  • Initiate and manage IV fluid resuscitation
  • Obtain and evaluate vital signs to include blood pressure, temperature, pulse rate, respiration rate, and oxygen saturation
  • Perform and interpret an electrocardiogram
  • Prepare and maintain a sterile field
  • Perform surgical scrub, sterile gowning and gloving
  • Administer appropriate procedural anesthesia
  • Prepare a wound for closure
  • Close a wound using suture, staples, and/or adhesives
  • Apply an appropriate dressing and bandage
  • Choose and apply an appropriate type of splint
  • Choose and apply an appropriate type of cast and remove the cast
  • Perform venipuncture
  • Administer intradermal, subcutaneous, and intramuscular injections
  • Obtain a pap smear
  • Use counseling techniques in a primary care setting
  • Recommend appropriate screening tests for age and gender

At the completion of the program, the physician assistant student should be able to demonstrate proficiency, or at minimum, explain with progression toward competency post-graduation:

  • Urinary catheterization
  • Spirometry
  • Airway management/endotracheal intubation
  • Evaluation and management of an eye injury or complaint
  • Ocular tonometry
  • Epistaxis management
  • Foreign body removal from the skin, nose, ears, eyes
  • Dermal biopsy
  • Nasogastric intubation
  • Abscess incision and drainage
  • Ingrown toenail removal
  • Subungual hematoma evacuation
  • Cerumen removal
  • Lumbar puncture
  • Arthrocentesis and joint injection
  • Burn care
  • Arterial puncture
  • Dislocation reduction
  • Spine stabilization and support
  • Intraosseous access
  • Central line placement and care

The Student’s Day During Didactic Training

PA students must expect to be in classes, approximately 40 hours per week throughout the didactic year. Students are expected to be present in every class unless unusual circumstances require a leave of absence.

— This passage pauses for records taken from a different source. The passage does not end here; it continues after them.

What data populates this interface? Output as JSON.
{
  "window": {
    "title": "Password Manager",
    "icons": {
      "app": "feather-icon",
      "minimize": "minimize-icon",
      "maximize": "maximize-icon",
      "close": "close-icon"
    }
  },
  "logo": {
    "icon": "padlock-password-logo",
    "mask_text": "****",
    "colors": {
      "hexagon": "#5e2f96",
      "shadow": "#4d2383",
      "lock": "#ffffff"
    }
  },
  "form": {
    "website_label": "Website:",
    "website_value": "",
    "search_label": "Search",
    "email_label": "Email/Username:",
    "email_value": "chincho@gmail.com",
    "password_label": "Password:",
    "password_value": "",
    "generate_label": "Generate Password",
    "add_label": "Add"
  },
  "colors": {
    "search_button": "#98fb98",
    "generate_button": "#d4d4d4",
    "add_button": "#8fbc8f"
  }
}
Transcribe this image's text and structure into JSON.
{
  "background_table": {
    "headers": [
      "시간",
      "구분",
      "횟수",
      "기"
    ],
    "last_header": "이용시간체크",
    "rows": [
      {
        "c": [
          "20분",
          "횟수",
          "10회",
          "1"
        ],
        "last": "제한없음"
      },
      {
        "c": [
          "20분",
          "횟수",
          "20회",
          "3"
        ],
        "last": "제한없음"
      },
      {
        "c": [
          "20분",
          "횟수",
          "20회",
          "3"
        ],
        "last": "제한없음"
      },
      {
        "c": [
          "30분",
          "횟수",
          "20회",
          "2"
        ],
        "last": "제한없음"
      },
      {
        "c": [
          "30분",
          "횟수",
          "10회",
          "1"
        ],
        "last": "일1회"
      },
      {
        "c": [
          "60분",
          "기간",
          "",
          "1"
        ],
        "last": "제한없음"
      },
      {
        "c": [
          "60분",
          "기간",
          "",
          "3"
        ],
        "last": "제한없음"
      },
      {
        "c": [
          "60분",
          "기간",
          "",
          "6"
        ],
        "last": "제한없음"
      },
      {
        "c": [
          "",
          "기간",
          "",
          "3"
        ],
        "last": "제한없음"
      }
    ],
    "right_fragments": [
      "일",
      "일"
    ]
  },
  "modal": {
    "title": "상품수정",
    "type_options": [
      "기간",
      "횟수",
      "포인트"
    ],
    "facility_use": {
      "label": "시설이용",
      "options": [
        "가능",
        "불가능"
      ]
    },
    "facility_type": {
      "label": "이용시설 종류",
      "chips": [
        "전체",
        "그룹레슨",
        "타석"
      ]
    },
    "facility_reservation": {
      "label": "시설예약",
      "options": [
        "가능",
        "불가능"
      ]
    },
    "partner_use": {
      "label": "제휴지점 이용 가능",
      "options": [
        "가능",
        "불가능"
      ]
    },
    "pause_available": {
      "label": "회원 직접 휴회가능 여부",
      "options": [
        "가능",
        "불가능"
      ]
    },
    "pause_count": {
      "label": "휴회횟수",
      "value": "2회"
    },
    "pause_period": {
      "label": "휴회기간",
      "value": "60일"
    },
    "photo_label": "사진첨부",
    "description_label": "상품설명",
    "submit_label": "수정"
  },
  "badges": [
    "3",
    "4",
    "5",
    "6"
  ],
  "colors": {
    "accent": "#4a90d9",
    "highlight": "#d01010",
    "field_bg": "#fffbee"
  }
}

On occasion, students will be required to participate in educational activities on weekend days or later evenings.

The PA curriculum is sufficiently intense to require the full attention of all students, regardless of academic or experiential background. Therefore, the Program does not make exceptions in class attendance or other requirements for students’ employment schedules, routine childcare needs, transportation or other non-emergent personal considerations.

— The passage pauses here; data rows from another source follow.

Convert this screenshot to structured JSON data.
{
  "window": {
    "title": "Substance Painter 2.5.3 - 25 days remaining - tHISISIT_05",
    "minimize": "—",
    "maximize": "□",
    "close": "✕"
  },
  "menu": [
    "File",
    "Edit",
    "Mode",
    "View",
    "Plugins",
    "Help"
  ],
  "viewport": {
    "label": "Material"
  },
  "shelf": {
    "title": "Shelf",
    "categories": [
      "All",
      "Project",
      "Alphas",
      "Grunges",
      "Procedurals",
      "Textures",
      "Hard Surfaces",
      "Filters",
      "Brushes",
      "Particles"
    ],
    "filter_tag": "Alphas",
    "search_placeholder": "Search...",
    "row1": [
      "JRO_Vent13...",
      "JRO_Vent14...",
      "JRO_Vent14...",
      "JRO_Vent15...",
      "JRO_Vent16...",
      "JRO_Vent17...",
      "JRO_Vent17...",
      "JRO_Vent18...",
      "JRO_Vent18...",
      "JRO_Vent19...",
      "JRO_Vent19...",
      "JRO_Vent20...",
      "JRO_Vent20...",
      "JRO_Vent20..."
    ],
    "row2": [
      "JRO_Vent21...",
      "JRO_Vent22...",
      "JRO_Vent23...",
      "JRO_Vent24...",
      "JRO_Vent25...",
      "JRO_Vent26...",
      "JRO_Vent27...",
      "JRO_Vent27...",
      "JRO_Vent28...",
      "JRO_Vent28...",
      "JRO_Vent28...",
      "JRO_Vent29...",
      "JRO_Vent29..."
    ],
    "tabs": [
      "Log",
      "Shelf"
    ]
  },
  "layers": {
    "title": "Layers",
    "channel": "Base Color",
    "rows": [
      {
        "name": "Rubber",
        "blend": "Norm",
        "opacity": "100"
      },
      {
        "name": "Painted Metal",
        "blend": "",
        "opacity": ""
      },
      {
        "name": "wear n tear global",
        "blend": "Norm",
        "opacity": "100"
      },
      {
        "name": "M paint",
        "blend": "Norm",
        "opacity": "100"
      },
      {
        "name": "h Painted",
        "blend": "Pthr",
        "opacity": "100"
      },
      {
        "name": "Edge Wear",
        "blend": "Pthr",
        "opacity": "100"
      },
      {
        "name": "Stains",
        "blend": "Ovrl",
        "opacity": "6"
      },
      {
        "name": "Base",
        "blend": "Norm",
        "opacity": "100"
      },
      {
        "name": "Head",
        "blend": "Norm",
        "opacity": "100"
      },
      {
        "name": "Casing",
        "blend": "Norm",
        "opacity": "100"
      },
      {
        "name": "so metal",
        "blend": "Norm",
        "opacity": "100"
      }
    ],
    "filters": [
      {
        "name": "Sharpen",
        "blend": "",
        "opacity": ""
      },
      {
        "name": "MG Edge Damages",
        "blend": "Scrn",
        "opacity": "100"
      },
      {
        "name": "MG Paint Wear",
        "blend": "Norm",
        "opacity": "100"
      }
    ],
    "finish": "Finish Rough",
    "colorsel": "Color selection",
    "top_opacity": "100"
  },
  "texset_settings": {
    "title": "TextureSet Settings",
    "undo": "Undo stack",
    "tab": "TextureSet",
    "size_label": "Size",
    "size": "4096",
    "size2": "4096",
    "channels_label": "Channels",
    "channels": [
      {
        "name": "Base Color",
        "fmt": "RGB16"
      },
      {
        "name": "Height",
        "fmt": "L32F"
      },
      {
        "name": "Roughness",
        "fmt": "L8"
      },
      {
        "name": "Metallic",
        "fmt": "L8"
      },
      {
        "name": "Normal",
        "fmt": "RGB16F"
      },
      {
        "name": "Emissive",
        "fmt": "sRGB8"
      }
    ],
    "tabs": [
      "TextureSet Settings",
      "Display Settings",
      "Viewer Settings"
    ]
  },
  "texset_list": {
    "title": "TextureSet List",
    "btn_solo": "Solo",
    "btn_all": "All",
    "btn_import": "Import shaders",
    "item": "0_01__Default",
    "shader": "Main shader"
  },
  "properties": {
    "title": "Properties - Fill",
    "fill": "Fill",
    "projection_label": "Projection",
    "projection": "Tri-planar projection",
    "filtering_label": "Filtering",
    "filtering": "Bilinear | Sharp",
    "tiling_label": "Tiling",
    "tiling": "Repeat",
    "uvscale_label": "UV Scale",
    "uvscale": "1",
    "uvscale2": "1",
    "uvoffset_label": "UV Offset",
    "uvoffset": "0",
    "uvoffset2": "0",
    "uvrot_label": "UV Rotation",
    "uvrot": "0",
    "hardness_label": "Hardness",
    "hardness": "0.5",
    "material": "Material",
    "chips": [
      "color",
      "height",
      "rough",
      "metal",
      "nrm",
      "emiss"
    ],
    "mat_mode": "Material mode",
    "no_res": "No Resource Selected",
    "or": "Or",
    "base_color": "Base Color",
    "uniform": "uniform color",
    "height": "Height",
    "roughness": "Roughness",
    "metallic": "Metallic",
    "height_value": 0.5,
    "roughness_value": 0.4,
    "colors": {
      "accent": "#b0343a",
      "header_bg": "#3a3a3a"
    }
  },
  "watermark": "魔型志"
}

The Clinical Curriculum

Students must demonstrate didactic and professional proficiency to progress to the clinical curriculum. The clinical curriculum includes twelve four-week rotations in which students are placed in the following settings:

  • emergency department
  • inpatient (hospital)
  • outpatient
  • operating room
  • to provide exposures to the following populations of patients:
  • pediatrics
  • adolescents
  • adults
  • women's health/prenatal
  • elderly
  • patients seeking care for behavioral/mental health conditions
  • patients needing surgical management, including pre-operative and post-operative care

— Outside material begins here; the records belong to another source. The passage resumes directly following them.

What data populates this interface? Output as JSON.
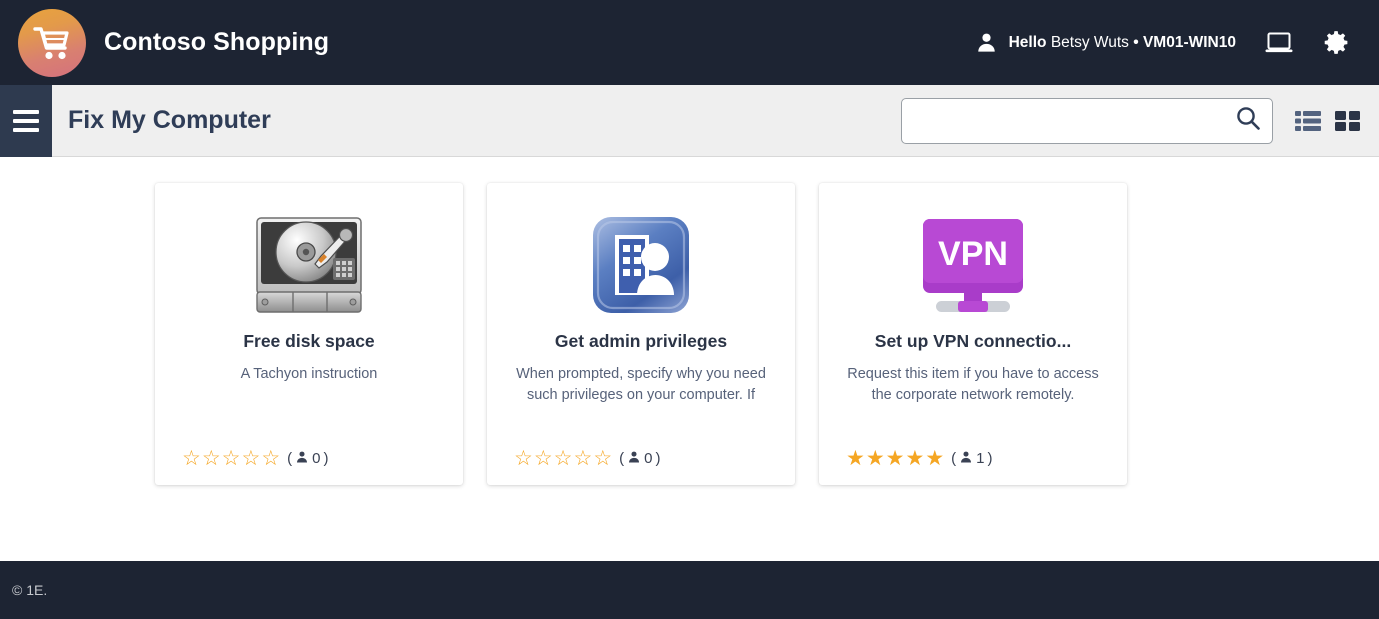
{
  "header": {
    "brand_title": "Contoso Shopping",
    "logo_icon": "shopping-cart-icon",
    "user_greeting": "Hello",
    "user_name": "Betsy Wuts",
    "device_separator": "• VM01-WIN10",
    "user_icon": "person-icon",
    "device_icon": "laptop-icon",
    "settings_icon": "gear-icon",
    "background_color": "#1d2433"
  },
  "subheader": {
    "menu_icon": "hamburger-menu-icon",
    "page_title": "Fix My Computer",
    "search": {
      "value": "",
      "placeholder": "",
      "icon": "search-icon"
    },
    "view_list_icon": "list-view-icon",
    "view_grid_icon": "grid-view-icon",
    "background_color": "#efefef"
  },
  "catalog": {
    "items": [
      {
        "icon": "hard-disk-drive-icon",
        "title": "Free disk space",
        "description": "A Tachyon instruction",
        "rating": 0,
        "rating_max": 5,
        "rating_count": "0",
        "count_icon": "person-icon"
      },
      {
        "icon": "admin-privileges-icon",
        "title": "Get admin privileges",
        "description": "When prompted, specify why you need such privileges on your computer. If",
        "rating": 0,
        "rating_max": 5,
        "rating_count": "0",
        "count_icon": "person-icon"
      },
      {
        "icon": "vpn-monitor-icon",
        "title": "Set up VPN connectio...",
        "description": "Request this item if you have to access the corporate network remotely.",
        "rating": 5,
        "rating_max": 5,
        "rating_count": "1",
        "count_icon": "person-icon"
      }
    ],
    "star_color": "#f5a623"
  },
  "footer": {
    "copyright": "© 1E.",
    "background_color": "#1d2433"
  }
}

Students will be assigned to clinical rotations at training sites outside of the metropolitan Denver area and/or in medically underserved areas. Students are required to accept rotation assignments as assigned by the Program.

Gainful Employment Information

The US Department of Education requires colleges to disclose a variety of information for any financial aid eligible program that “prepares students for gainful employment in a recognized occupation." The information provided here is the best available to us but represents one year’s data only. However, we hope that this information is helpful to our current students and to prospective students as they make their career and educational choices.